The COVID-19 pandemic turned this whole concept on its head as remote working became a necessity. Whilst the past twelve months were a challenge, and the transition to remote working pushed companies to their technological limit, the journey back to the office through hybrid networking should prove significantly easier. Migrating from a fixed office environment to a completely remote workforce in the space of a couple of weeks was understandably difficult, but transitioning back to the office, at least in part, should be more straightforward given that this is the set up that workers are used to.
During the mass shift to remote working, many businesses will have updated their security solutions for remote workers so they could access the cloud directly from any location. Any remaining traffic going back across the VPN would solely have been to access any existing on-premises applications, reducing any disruption to day-to-day access.
The last year has proved the concept that work is no longer a place, it is an activity. The traditional perimeter has been made obsolete and a new model has taken its place. The modern perimeter is now centred around identity and context, with new security frameworks, such as Zero Trust and Secure Access Service Edge (SASE), paving the way for a secure hybrid future.
A recap on Zero Trust
The Zero Trust model has been building steam for some time. Previously known as the Software Defined Perimeter, Zero Trust Network Access adds a level of adaptability to SDP. Ever since John Kindervag developed the outline for the Zero Trust Security Model, the concept of trusting no one, regardless of whether they are inside or outside the network, has changed the way companies approach security. Zero Trust Network Access depends on a new perimeter based on context, including identity, but also device integrity, location (network/IP address), and geolocation. With its elements of adaptability that change in response to behaviour, ZTNA will be a fundamental approach for businesses journeying through hybrid networking over the next couple of years.
There are three primary approaches to Zero Trust: user and device, network and applications, and data. Most organisations will adopt a user and device approach – which is identity based – with an element of network, designed around micro-segmentation, secure routing and virtualisation. Previously, individuals would be able to connect to a network and then authenticate their access with login details. Zero Trust, however, reverses this process so that users will be forced to authenticate before they are able to connect to anything, thereby making the network more secure.
Bringing in SASE
Secure Access Service Edge is also going to play an important role in the evolution of security approaches moving forwards. SASE is the bringing together of Network (as a Service) and Security (as a Service), delivered regardless of where users, applications or devices are located. The SASE approach creates a single point of control, where each user has access to the same level of capabilities from any location, in the office or at home.
Just like Zero Trust, SASE is not a product. It is not something a company can go out and buy to solve all their problems. It is a concept, a goal to head towards. Gartner predicts that 40 percent of organisations will have a strategy to adopt SASE by 2024. This means that in three years, more than half of companies will still not have developed a plan for SASE, let alone implemented it.

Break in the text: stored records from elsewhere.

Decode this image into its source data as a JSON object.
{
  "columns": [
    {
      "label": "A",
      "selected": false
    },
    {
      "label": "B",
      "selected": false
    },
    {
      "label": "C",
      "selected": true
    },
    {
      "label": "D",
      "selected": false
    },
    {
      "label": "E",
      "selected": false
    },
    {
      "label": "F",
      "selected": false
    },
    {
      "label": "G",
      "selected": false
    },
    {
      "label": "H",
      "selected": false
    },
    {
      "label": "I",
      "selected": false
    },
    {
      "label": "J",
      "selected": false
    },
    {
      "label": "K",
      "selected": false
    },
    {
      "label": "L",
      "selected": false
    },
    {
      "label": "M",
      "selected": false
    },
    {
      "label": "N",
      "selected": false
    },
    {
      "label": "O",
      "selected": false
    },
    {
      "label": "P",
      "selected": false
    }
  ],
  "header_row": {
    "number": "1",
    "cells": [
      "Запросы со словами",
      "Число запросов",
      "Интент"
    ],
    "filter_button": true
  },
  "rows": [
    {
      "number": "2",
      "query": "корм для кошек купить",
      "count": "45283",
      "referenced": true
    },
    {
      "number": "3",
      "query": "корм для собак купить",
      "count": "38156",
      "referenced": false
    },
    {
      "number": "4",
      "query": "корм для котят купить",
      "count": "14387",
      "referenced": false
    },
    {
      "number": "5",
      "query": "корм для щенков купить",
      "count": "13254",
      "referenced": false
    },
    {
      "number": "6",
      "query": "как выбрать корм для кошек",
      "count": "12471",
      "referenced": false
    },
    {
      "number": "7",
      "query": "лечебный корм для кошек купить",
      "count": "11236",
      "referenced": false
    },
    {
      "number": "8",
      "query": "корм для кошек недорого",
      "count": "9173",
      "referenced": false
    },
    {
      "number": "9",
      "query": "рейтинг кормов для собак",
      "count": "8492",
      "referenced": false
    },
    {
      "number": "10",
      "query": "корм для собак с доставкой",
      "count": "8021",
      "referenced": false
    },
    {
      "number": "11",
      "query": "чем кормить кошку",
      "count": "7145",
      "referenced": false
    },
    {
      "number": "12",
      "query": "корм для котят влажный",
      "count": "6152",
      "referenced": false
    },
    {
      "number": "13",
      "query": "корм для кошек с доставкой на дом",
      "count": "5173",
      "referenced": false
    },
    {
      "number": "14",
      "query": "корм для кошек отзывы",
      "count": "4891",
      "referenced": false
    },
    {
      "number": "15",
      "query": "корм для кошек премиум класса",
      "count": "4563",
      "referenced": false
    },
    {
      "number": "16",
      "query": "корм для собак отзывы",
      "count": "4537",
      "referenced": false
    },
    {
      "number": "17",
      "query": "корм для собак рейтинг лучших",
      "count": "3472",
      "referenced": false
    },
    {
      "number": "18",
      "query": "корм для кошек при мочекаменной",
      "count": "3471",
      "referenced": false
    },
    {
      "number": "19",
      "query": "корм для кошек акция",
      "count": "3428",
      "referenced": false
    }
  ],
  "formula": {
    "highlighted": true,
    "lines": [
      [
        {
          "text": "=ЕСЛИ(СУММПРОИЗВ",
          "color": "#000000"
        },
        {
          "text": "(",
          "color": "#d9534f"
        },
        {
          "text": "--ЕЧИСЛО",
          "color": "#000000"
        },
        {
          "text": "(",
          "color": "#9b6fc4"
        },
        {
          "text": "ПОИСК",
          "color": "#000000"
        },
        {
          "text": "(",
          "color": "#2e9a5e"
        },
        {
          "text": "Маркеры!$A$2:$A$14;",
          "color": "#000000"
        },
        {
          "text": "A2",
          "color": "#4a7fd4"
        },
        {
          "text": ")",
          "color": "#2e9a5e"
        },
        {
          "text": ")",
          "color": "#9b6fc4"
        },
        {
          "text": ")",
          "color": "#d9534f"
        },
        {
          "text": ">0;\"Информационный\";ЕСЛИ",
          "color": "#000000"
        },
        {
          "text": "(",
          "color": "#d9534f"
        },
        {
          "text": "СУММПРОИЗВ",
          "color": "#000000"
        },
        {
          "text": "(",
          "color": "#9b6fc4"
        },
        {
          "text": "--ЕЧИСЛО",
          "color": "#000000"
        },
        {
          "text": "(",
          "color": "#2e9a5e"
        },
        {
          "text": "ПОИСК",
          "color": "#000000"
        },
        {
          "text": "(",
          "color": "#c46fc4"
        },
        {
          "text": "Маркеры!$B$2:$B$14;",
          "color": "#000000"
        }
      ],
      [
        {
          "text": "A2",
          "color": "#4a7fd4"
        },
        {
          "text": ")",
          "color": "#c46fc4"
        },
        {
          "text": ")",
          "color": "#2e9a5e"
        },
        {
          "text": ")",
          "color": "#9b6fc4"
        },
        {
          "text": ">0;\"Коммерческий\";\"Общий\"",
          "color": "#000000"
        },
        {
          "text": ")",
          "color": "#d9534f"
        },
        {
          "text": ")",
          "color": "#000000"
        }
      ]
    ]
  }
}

As for its relevance today, adopting a SASE approach will help solve short-term technology decisions, ensuring that the long-term journey to SASE is as swift and straightforward as possible. ZTNA is likely to be the first stop on the SASE journey for many organisations. Further, SASE itself is simply another journey, not a destination. Firms will need to approach SASE implementation with a long-term mindset that anticipates further developments in the coming years.
The challenges for those trailing behind
Without a doubt, those companies who have been determined to hold onto traditional perimeters will struggle the most moving into a hybrid network environment. Instead of forcing all of their users back into the corporate network over a VPN, businesses should start to move controls closer to the user and device, reduce services delivered from DMZs and segment the network to separate users away from the data centre.
Gartner pointed out that the last twelve months have exposed the limitations in legacy models and technologies. Deciding to ignore these warnings and returning to old processes will only hinder a business’ development and will certainly complicate their future security journey. Instead, they should be dedicated to ring fencing key applications and moving across to Zero Trust. Through this process, organisations can start to introduce flexibility and adaptability based on behaviour which will strengthen their security posture overtime.
The journey ahead
The format of each security journey will differ for each company. It will be dependent on each businesses’ priorities and the position they are starting in. Here at Censornet, it is no different. Whilst our entire development team has moved to Zero Trust, we still have call dialler software which requires teams to connect to a VPN for the office network. So even when the majority of a company has made the successful transition to these new perimeters, there will still be elements that need legacy infrastructure. Fortunately Zero Trust is iterative and incremental rather than binary to accommodate edge cases.
It’s important to recognise that these developments take time and will not solve every problem overnight. Therefore, companies who make the decision to extend their focus beyond the pandemic challenges and adopt long-term strategies will find themselves in a much stronger position should similar workplace challenges arise again.
By Richard Walters, Chief Technology Officer at Censornet